## About this exercise
Only the words of the entries are wanted, repeated exactly and without images.

Page and application data records:
◇ ◇ ◇ ◇ ◇ ◇ ◇

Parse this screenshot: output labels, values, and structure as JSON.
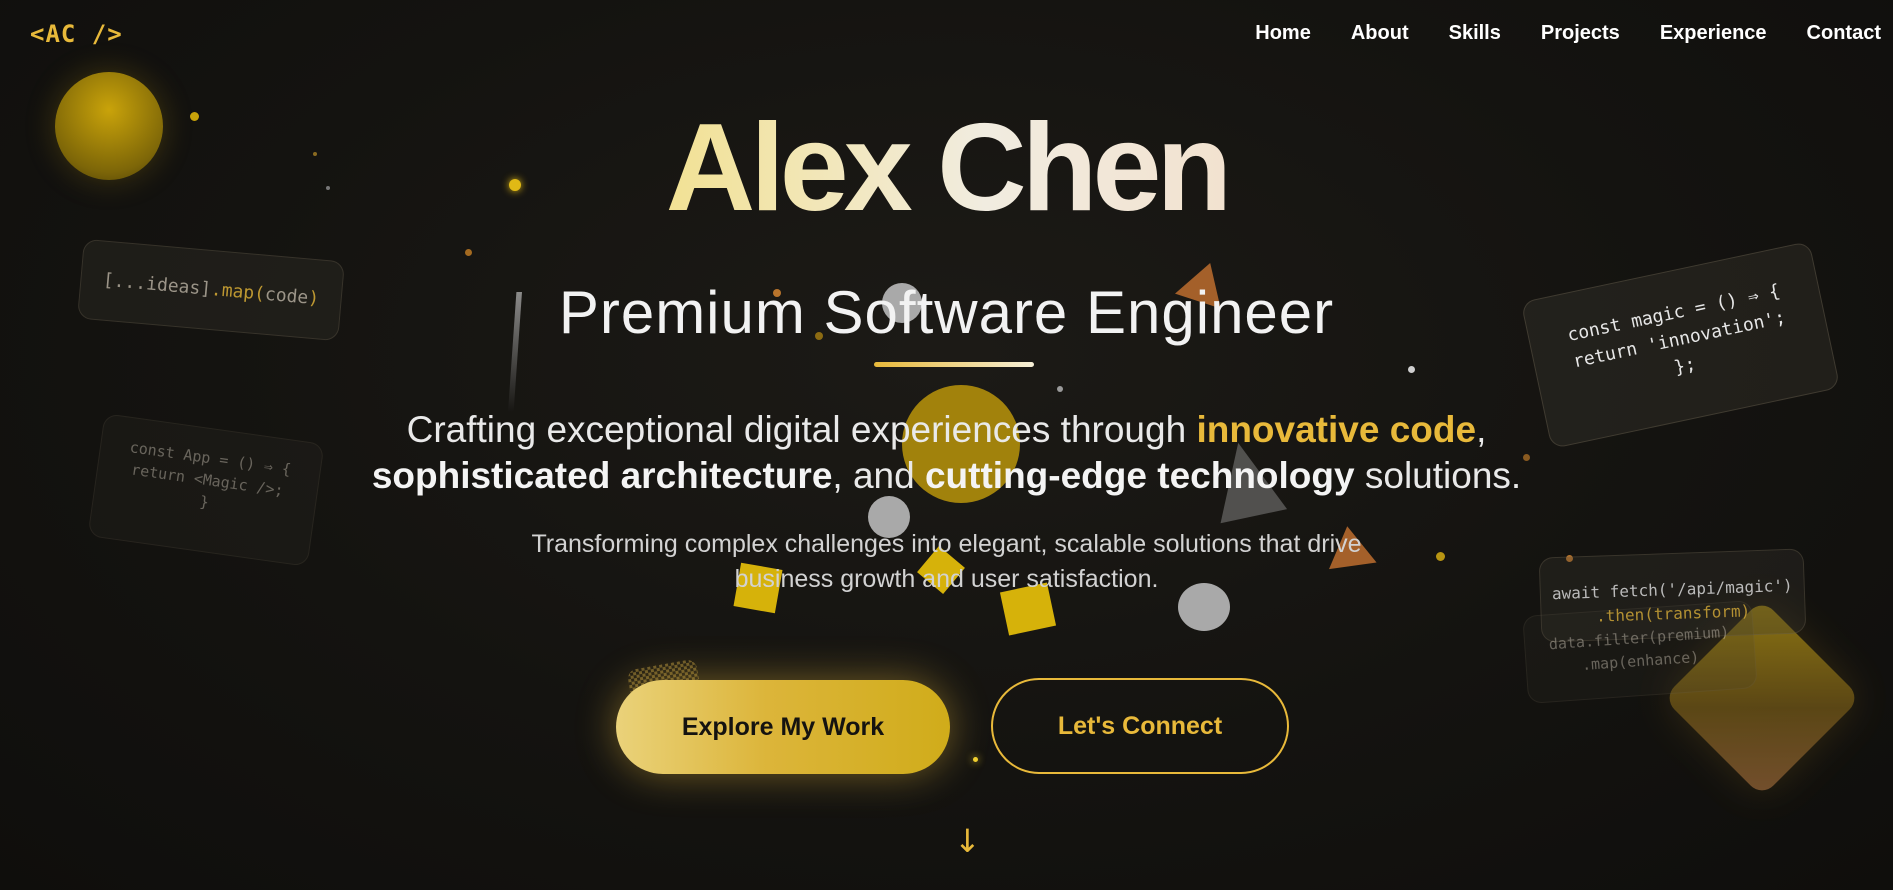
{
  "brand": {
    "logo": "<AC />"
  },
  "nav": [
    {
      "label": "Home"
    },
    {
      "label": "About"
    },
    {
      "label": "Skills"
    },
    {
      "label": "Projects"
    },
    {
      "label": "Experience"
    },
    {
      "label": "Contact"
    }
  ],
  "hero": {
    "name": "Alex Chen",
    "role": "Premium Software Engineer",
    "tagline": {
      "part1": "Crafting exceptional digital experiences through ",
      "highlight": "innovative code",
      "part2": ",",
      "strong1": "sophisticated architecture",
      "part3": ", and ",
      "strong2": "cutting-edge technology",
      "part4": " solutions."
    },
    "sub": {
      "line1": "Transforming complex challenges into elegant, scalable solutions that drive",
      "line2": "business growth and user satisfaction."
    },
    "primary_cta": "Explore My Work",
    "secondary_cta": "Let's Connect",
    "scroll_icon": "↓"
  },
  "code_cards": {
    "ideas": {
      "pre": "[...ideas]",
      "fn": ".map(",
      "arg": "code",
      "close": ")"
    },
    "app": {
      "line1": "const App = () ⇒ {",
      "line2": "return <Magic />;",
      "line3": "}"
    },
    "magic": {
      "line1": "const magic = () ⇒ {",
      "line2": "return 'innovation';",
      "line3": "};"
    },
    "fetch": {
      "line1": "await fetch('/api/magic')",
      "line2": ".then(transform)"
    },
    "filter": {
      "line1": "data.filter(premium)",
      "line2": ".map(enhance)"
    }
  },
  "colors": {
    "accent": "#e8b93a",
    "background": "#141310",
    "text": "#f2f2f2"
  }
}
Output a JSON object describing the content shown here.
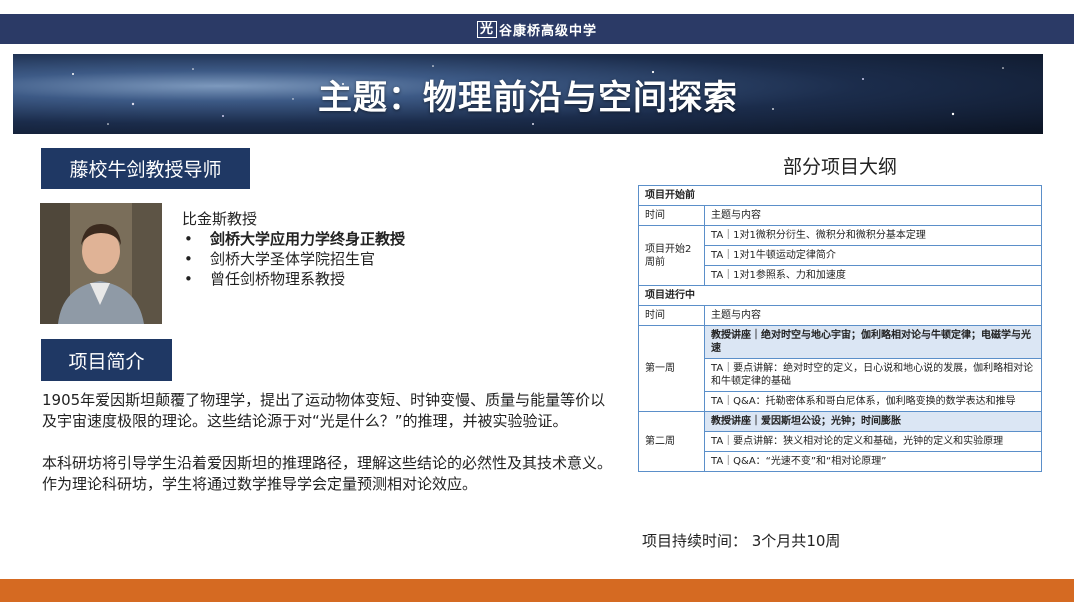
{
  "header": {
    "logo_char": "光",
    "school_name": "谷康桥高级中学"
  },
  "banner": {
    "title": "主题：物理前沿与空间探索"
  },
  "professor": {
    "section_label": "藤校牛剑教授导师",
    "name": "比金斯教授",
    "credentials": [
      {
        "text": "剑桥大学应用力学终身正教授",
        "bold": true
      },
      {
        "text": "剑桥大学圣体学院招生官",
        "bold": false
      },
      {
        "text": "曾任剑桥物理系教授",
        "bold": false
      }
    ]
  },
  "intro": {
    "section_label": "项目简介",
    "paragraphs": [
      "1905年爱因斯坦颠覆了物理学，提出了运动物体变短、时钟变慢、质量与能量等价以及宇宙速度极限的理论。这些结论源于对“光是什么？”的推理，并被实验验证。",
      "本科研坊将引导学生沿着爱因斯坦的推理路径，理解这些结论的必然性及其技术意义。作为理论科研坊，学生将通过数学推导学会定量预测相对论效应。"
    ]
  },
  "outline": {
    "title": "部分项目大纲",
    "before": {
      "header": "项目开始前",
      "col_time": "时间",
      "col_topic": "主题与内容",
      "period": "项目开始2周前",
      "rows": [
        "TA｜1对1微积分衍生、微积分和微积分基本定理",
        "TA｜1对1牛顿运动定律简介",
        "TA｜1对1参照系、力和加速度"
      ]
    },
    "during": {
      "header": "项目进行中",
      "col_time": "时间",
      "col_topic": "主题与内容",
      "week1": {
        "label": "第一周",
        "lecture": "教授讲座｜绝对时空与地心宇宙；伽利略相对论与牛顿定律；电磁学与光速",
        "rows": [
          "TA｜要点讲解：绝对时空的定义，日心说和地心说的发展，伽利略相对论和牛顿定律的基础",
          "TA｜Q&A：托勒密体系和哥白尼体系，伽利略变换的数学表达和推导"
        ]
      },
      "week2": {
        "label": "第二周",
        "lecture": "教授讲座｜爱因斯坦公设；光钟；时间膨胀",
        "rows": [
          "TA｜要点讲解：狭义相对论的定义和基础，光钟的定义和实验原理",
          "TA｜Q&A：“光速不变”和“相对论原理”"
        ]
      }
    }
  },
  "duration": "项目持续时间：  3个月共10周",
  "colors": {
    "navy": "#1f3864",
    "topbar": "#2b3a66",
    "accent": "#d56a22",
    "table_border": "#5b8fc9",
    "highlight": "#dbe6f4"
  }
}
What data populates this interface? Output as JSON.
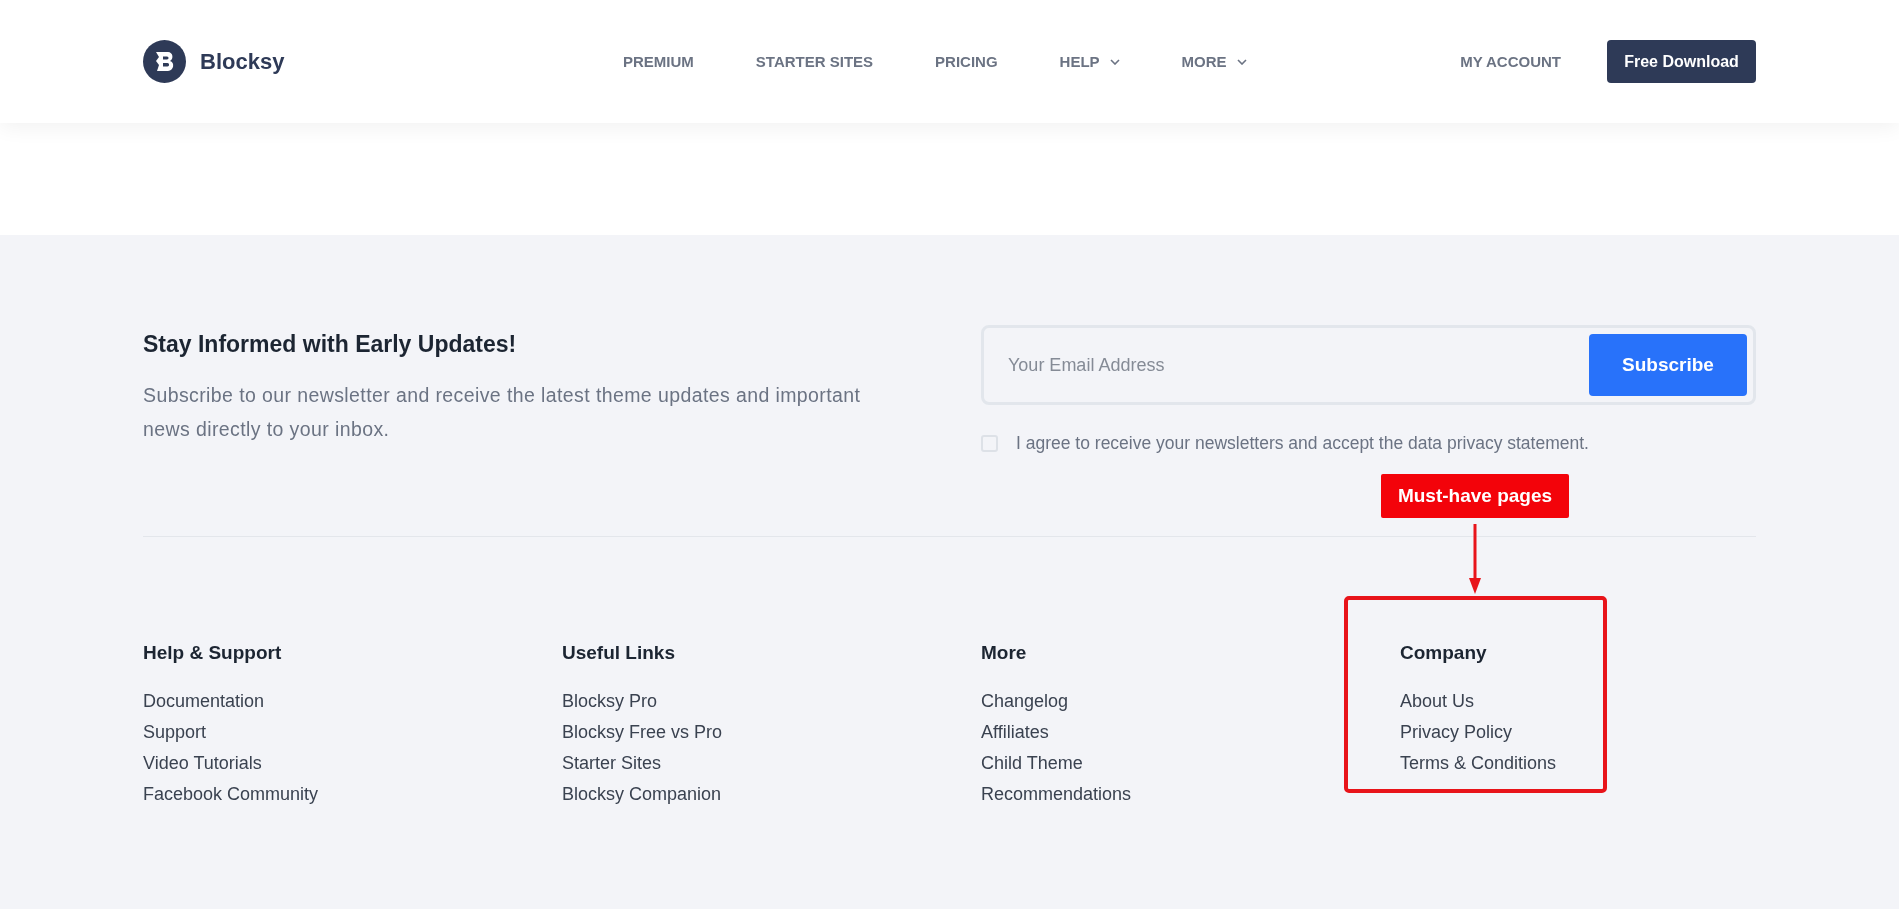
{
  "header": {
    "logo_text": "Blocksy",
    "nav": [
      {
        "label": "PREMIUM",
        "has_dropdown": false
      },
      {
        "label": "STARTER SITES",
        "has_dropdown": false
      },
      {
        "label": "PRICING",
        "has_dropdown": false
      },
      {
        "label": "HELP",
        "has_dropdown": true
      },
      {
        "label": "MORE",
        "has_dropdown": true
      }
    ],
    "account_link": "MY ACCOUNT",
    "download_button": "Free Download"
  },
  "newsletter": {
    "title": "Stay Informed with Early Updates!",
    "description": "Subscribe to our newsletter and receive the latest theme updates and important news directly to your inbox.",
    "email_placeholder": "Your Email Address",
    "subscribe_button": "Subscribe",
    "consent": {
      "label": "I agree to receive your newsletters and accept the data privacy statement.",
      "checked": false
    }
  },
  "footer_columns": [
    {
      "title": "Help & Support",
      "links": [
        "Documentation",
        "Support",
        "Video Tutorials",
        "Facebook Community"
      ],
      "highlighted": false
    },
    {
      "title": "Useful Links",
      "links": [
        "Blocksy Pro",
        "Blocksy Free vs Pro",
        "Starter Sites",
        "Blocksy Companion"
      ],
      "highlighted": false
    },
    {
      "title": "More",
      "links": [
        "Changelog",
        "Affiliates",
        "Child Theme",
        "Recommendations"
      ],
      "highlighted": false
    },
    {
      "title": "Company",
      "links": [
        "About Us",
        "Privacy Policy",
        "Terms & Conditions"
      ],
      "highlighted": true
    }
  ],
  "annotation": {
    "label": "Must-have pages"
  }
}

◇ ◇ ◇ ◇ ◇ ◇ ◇

## Completed exercise
Parse this screenshot: output labels, values, and structure as JSON.
{
  "brand": {
    "logo": "<AC />"
  },
  "nav": [
    {
      "label": "Home"
    },
    {
      "label": "About"
    },
    {
      "label": "Skills"
    },
    {
      "label": "Projects"
    },
    {
      "label": "Experience"
    },
    {
      "label": "Contact"
    }
  ],
  "hero": {
    "name": "Alex Chen",
    "role": "Premium Software Engineer",
    "tagline": {
      "part1": "Crafting exceptional digital experiences through ",
      "highlight": "innovative code",
      "part2": ",",
      "strong1": "sophisticated architecture",
      "part3": ", and ",
      "strong2": "cutting-edge technology",
      "part4": " solutions."
    },
    "sub": {
      "line1": "Transforming complex challenges into elegant, scalable solutions that drive",
      "line2": "business growth and user satisfaction."
    },
    "primary_cta": "Explore My Work",
    "secondary_cta": "Let's Connect",
    "scroll_icon": "↓"
  },
  "code_cards": {
    "ideas": {
      "pre": "[...ideas]",
      "fn": ".map(",
      "arg": "code",
      "close": ")"
    },
    "app": {
      "line1": "const App = () ⇒ {",
      "line2": "return <Magic />;",
      "line3": "}"
    },
    "magic": {
      "line1": "const magic = () ⇒ {",
      "line2": "return 'innovation';",
      "line3": "};"
    },
    "fetch": {
      "line1": "await fetch('/api/magic')",
      "line2": ".then(transform)"
    },
    "filter": {
      "line1": "data.filter(premium)",
      "line2": ".map(enhance)"
    }
  },
  "colors": {
    "accent": "#e8b93a",
    "background": "#141310",
    "text": "#f2f2f2"
  }
}
Output a JSON object describing the content shown here.
{
  "header": {
    "logo_char": "光",
    "school_name": "谷康桥高级中学"
  },
  "banner": {
    "title": "主题：物理前沿与空间探索"
  },
  "professor": {
    "section_label": "藤校牛剑教授导师",
    "name": "比金斯教授",
    "credentials": [
      {
        "text": "剑桥大学应用力学终身正教授",
        "bold": true
      },
      {
        "text": "剑桥大学圣体学院招生官",
        "bold": false
      },
      {
        "text": "曾任剑桥物理系教授",
        "bold": false
      }
    ]
  },
  "intro": {
    "section_label": "项目简介",
    "paragraphs": [
      "1905年爱因斯坦颠覆了物理学，提出了运动物体变短、时钟变慢、质量与能量等价以及宇宙速度极限的理论。这些结论源于对“光是什么？”的推理，并被实验验证。",
      "本科研坊将引导学生沿着爱因斯坦的推理路径，理解这些结论的必然性及其技术意义。作为理论科研坊，学生将通过数学推导学会定量预测相对论效应。"
    ]
  },
  "outline": {
    "title": "部分项目大纲",
    "before": {
      "header": "项目开始前",
      "col_time": "时间",
      "col_topic": "主题与内容",
      "period": "项目开始2周前",
      "rows": [
        "TA｜1对1微积分衍生、微积分和微积分基本定理",
        "TA｜1对1牛顿运动定律简介",
        "TA｜1对1参照系、力和加速度"
      ]
    },
    "during": {
      "header": "项目进行中",
      "col_time": "时间",
      "col_topic": "主题与内容",
      "week1": {
        "label": "第一周",
        "lecture": "教授讲座｜绝对时空与地心宇宙；伽利略相对论与牛顿定律；电磁学与光速",
        "rows": [
          "TA｜要点讲解：绝对时空的定义，日心说和地心说的发展，伽利略相对论和牛顿定律的基础",
          "TA｜Q&A：托勒密体系和哥白尼体系，伽利略变换的数学表达和推导"
        ]
      },
      "week2": {
        "label": "第二周",
        "lecture": "教授讲座｜爱因斯坦公设；光钟；时间膨胀",
        "rows": [
          "TA｜要点讲解：狭义相对论的定义和基础，光钟的定义和实验原理",
          "TA｜Q&A：“光速不变”和“相对论原理”"
        ]
      }
    }
  },
  "duration": "项目持续时间：  3个月共10周",
  "colors": {
    "navy": "#1f3864",
    "topbar": "#2b3a66",
    "accent": "#d56a22",
    "table_border": "#5b8fc9",
    "highlight": "#dbe6f4"
  }
}
What data populates this interface? Output as JSON.
{
  "header": {
    "logo_text": "Blocksy",
    "nav": [
      {
        "label": "PREMIUM",
        "has_dropdown": false
      },
      {
        "label": "STARTER SITES",
        "has_dropdown": false
      },
      {
        "label": "PRICING",
        "has_dropdown": false
      },
      {
        "label": "HELP",
        "has_dropdown": true
      },
      {
        "label": "MORE",
        "has_dropdown": true
      }
    ],
    "account_link": "MY ACCOUNT",
    "download_button": "Free Download"
  },
  "newsletter": {
    "title": "Stay Informed with Early Updates!",
    "description": "Subscribe to our newsletter and receive the latest theme updates and important news directly to your inbox.",
    "email_placeholder": "Your Email Address",
    "subscribe_button": "Subscribe",
    "consent": {
      "label": "I agree to receive your newsletters and accept the data privacy statement.",
      "checked": false
    }
  },
  "footer_columns": [
    {
      "title": "Help & Support",
      "links": [
        "Documentation",
        "Support",
        "Video Tutorials",
        "Facebook Community"
      ],
      "highlighted": false
    },
    {
      "title": "Useful Links",
      "links": [
        "Blocksy Pro",
        "Blocksy Free vs Pro",
        "Starter Sites",
        "Blocksy Companion"
      ],
      "highlighted": false
    },
    {
      "title": "More",
      "links": [
        "Changelog",
        "Affiliates",
        "Child Theme",
        "Recommendations"
      ],
      "highlighted": false
    },
    {
      "title": "Company",
      "links": [
        "About Us",
        "Privacy Policy",
        "Terms & Conditions"
      ],
      "highlighted": true
    }
  ],
  "annotation": {
    "label": "Must-have pages"
  }
}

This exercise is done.